— Exercise objective —
From the records below, determine the number of lines containing "name". Output that number alone.

— Records for the exercise —
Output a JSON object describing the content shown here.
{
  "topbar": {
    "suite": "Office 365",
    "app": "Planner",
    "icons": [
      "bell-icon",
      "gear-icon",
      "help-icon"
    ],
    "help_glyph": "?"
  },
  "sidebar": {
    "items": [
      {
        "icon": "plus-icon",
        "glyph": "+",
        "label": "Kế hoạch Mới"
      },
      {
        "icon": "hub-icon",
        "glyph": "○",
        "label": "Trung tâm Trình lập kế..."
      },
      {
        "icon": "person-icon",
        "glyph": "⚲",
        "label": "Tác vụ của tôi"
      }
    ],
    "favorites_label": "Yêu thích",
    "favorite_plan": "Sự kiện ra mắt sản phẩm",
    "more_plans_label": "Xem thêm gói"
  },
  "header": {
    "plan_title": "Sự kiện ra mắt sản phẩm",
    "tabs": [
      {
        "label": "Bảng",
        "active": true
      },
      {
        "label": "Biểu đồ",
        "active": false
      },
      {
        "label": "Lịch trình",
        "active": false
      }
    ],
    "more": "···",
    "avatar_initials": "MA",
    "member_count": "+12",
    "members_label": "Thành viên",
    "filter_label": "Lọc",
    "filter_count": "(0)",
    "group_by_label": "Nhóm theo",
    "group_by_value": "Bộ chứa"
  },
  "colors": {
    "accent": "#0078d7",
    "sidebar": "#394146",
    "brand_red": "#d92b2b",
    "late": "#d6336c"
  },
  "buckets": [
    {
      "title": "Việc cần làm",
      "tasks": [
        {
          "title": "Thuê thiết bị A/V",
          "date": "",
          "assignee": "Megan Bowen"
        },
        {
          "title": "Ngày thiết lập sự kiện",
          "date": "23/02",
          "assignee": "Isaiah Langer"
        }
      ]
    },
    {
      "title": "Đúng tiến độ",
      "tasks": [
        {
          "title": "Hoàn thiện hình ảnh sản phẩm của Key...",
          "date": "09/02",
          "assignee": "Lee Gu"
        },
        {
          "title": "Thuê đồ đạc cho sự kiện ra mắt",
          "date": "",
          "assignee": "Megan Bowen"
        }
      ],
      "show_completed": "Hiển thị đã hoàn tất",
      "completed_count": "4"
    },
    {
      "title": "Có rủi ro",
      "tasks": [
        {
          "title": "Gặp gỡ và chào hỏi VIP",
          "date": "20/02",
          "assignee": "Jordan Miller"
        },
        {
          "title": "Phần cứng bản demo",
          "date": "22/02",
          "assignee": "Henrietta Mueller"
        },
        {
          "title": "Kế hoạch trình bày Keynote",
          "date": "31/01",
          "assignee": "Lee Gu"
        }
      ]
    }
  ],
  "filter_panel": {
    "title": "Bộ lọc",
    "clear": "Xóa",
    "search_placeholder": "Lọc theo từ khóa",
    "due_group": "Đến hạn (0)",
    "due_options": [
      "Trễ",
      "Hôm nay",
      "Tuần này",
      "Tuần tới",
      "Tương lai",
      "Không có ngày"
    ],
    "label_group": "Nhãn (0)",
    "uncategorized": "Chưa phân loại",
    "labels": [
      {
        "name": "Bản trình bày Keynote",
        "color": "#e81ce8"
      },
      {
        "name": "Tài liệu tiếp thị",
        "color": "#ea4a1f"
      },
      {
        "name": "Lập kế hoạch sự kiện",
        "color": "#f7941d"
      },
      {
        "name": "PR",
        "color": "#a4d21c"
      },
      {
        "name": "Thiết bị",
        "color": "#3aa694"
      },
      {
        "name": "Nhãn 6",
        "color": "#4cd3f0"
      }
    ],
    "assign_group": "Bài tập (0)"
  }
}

— Response —
6